Dataset records:
##############################

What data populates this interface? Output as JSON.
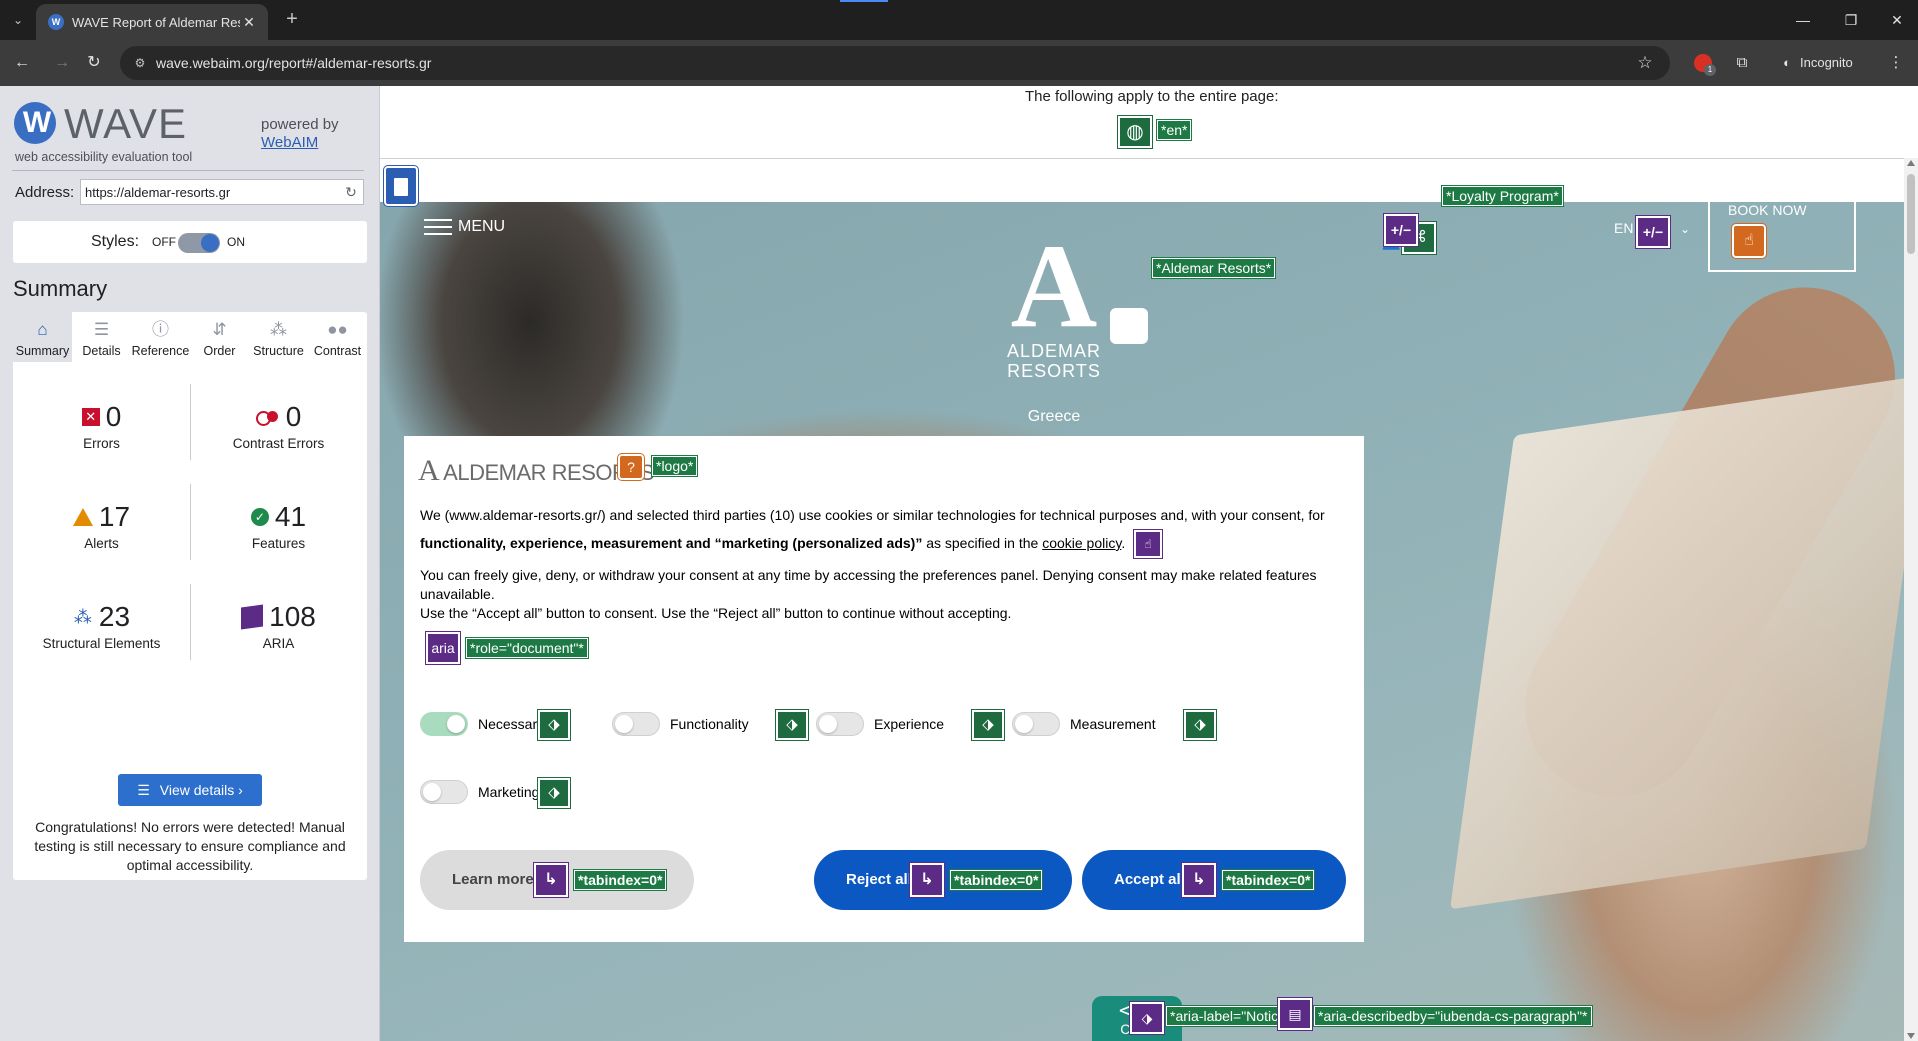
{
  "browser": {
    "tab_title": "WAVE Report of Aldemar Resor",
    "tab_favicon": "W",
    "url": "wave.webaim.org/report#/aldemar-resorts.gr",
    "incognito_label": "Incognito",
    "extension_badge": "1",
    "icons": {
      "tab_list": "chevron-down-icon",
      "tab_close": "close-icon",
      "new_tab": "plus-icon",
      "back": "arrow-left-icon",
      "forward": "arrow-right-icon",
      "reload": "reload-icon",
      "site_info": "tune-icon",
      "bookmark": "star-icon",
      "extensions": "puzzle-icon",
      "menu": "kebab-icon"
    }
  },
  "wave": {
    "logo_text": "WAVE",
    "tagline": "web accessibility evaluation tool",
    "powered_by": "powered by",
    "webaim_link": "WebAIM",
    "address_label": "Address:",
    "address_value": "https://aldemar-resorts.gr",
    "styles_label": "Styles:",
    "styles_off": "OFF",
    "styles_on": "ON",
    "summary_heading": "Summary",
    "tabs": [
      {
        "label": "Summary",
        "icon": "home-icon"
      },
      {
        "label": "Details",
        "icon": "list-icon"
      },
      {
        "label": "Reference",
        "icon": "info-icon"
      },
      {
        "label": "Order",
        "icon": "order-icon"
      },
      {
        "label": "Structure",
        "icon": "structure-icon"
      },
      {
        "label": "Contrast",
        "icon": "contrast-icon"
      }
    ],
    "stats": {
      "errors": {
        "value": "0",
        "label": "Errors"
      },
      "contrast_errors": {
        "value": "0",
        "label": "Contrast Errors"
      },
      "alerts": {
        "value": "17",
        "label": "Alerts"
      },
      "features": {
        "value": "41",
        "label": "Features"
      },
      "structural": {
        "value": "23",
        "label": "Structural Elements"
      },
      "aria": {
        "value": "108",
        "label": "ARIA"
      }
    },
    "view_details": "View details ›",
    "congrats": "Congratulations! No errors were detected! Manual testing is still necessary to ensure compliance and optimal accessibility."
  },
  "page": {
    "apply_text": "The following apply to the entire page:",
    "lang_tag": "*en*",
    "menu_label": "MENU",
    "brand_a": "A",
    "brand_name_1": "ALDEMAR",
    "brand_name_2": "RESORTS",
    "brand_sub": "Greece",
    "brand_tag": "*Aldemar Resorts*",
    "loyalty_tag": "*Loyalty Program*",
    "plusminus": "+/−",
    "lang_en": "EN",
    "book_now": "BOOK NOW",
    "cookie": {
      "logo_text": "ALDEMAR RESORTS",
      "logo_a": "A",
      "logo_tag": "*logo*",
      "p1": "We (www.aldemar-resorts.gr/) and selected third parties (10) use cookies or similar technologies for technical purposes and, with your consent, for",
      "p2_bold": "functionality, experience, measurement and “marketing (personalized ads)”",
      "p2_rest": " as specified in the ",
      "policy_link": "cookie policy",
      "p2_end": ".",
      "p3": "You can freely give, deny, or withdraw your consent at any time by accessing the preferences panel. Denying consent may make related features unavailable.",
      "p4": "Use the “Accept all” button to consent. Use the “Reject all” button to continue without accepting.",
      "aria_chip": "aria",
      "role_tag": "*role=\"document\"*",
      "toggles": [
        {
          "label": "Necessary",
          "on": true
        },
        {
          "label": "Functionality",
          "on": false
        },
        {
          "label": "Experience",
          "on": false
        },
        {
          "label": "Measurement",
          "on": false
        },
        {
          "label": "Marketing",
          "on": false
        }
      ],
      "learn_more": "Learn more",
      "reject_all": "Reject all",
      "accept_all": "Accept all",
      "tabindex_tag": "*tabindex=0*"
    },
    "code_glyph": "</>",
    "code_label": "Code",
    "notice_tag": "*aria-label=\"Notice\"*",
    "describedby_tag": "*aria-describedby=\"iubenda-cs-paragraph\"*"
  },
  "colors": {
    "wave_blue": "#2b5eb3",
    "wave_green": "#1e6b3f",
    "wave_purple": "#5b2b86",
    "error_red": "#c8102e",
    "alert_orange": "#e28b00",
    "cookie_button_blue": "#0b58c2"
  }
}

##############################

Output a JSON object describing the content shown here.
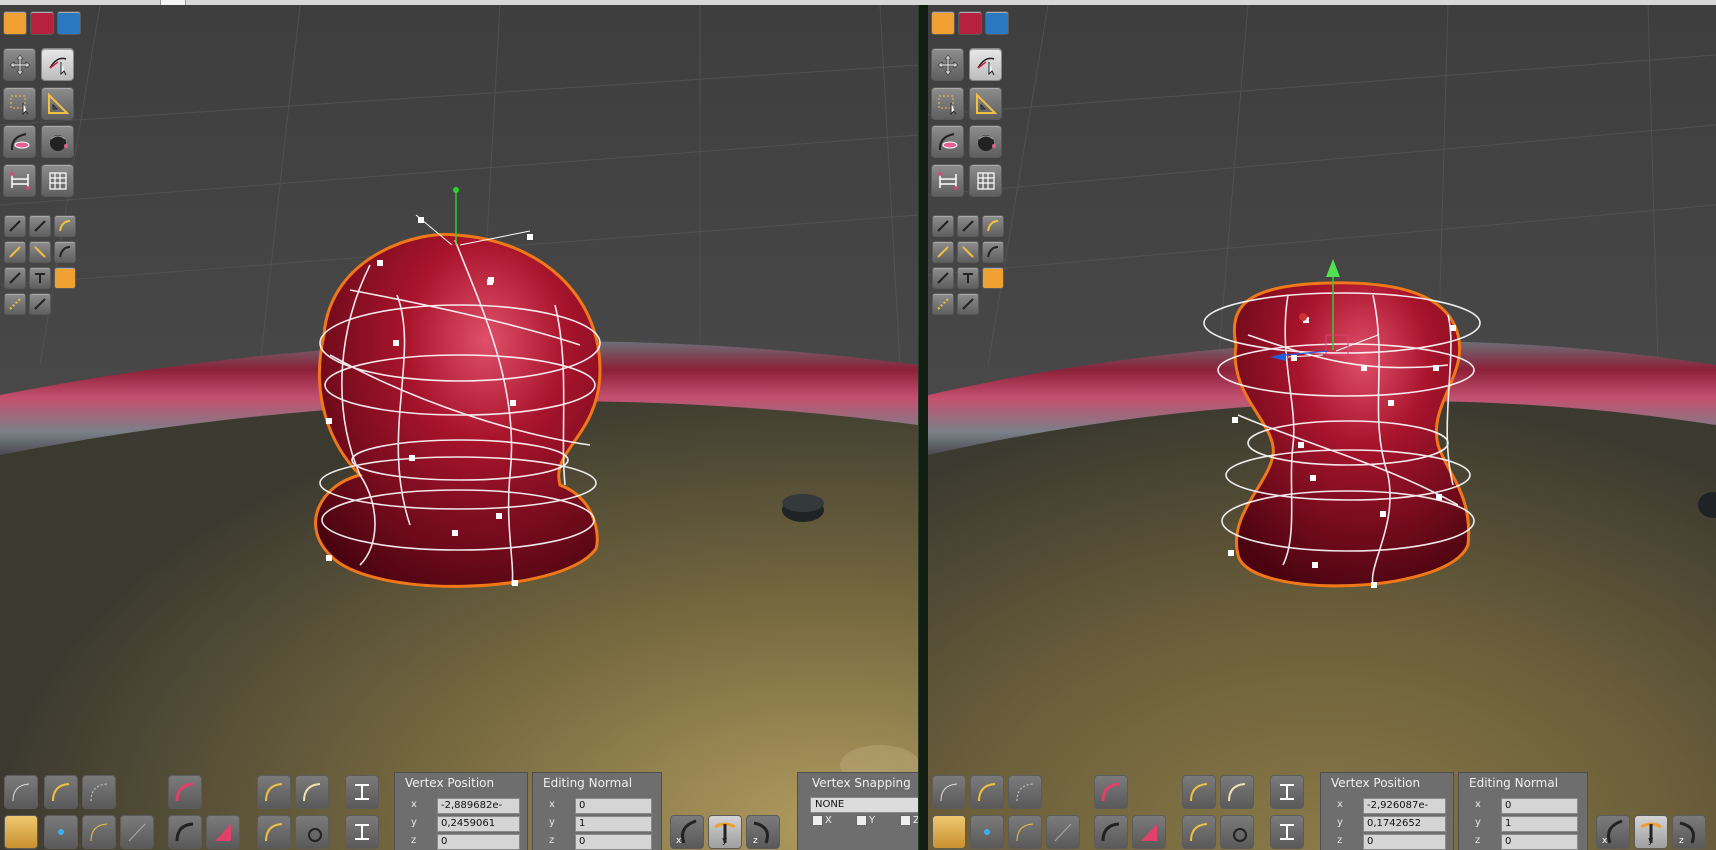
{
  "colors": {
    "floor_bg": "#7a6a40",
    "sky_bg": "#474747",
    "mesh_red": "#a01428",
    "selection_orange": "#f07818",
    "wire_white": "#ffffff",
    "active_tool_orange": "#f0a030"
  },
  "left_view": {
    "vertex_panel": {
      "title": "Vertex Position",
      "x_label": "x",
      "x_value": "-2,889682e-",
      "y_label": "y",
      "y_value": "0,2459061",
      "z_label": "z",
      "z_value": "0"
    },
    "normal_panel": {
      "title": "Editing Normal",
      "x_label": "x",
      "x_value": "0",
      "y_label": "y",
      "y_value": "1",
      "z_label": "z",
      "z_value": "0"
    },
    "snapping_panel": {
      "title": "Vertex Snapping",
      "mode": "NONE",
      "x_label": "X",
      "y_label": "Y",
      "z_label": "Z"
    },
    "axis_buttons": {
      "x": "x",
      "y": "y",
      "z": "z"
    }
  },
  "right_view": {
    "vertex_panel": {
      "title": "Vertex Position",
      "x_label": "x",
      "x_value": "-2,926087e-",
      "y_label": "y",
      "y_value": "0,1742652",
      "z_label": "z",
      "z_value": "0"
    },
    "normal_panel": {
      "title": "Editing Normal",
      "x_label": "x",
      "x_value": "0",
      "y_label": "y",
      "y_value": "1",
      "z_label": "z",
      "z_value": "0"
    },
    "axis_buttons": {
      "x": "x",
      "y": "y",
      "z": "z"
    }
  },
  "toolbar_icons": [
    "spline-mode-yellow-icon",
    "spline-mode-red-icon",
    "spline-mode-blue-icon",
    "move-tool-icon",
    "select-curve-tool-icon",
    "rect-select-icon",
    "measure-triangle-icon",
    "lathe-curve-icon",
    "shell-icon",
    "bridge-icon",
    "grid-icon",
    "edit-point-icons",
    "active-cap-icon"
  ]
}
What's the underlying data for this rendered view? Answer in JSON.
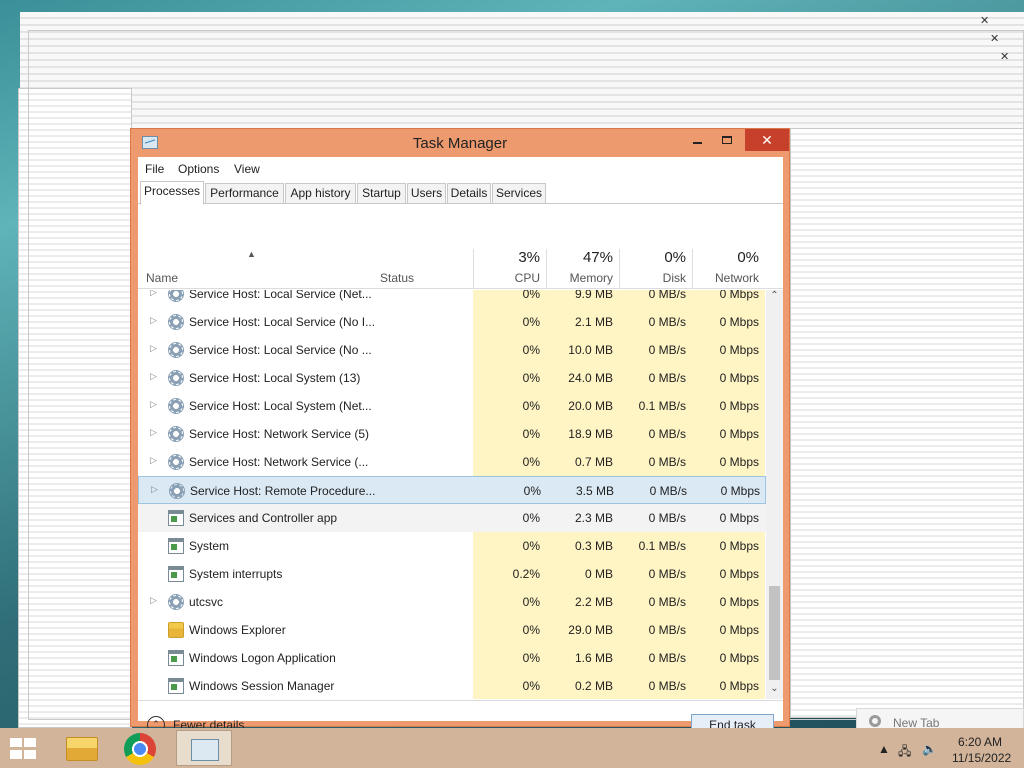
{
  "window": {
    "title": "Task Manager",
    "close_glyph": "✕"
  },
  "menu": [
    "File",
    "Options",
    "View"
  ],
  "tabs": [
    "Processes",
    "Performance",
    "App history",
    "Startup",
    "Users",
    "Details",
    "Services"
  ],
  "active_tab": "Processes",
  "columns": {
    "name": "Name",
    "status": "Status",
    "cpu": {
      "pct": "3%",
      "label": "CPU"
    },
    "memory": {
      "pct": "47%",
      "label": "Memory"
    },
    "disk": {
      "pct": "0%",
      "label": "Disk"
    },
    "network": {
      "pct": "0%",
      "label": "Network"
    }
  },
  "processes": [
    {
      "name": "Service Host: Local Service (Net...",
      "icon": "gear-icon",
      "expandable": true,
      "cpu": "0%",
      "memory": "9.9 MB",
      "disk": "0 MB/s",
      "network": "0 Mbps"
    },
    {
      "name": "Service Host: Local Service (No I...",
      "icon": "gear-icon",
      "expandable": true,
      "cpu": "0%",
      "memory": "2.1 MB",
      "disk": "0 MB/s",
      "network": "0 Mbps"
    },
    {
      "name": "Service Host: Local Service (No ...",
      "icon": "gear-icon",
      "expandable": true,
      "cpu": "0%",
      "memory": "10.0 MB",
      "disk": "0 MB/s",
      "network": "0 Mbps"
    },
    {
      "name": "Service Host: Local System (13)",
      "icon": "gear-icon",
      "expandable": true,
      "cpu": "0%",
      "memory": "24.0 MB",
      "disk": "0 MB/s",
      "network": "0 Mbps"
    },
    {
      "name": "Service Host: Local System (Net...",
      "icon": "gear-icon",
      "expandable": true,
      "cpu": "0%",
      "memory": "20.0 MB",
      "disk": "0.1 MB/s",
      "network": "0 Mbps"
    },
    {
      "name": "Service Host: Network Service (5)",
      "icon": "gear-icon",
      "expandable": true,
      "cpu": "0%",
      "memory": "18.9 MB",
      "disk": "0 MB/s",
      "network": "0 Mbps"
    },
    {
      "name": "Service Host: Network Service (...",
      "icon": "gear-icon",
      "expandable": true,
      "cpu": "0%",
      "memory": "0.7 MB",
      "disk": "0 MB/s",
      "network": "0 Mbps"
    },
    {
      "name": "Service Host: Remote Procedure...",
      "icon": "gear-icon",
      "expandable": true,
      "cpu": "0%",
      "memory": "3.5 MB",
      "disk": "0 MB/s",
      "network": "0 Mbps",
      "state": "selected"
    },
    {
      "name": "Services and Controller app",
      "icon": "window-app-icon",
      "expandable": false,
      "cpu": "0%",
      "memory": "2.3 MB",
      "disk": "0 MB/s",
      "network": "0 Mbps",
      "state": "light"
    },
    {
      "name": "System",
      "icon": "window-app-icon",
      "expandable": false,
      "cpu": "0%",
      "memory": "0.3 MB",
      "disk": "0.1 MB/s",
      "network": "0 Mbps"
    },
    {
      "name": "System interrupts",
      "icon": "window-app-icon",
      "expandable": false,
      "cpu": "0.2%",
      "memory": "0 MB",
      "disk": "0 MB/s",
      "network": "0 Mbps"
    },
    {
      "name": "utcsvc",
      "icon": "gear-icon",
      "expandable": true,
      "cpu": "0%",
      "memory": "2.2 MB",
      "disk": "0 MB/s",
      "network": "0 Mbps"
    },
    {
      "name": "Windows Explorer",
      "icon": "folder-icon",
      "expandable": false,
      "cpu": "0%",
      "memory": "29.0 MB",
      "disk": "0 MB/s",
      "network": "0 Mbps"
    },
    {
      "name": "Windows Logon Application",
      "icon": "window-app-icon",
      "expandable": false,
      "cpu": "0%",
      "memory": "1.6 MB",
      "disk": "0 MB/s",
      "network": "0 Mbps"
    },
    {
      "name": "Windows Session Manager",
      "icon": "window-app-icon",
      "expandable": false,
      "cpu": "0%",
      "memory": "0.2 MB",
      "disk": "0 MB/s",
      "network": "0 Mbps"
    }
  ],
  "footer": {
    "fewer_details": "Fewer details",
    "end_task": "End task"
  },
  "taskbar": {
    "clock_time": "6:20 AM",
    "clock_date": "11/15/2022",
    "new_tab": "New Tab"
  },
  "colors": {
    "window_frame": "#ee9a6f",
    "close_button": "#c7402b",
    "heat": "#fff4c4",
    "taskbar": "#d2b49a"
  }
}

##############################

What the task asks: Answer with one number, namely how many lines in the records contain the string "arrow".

Answer space: 2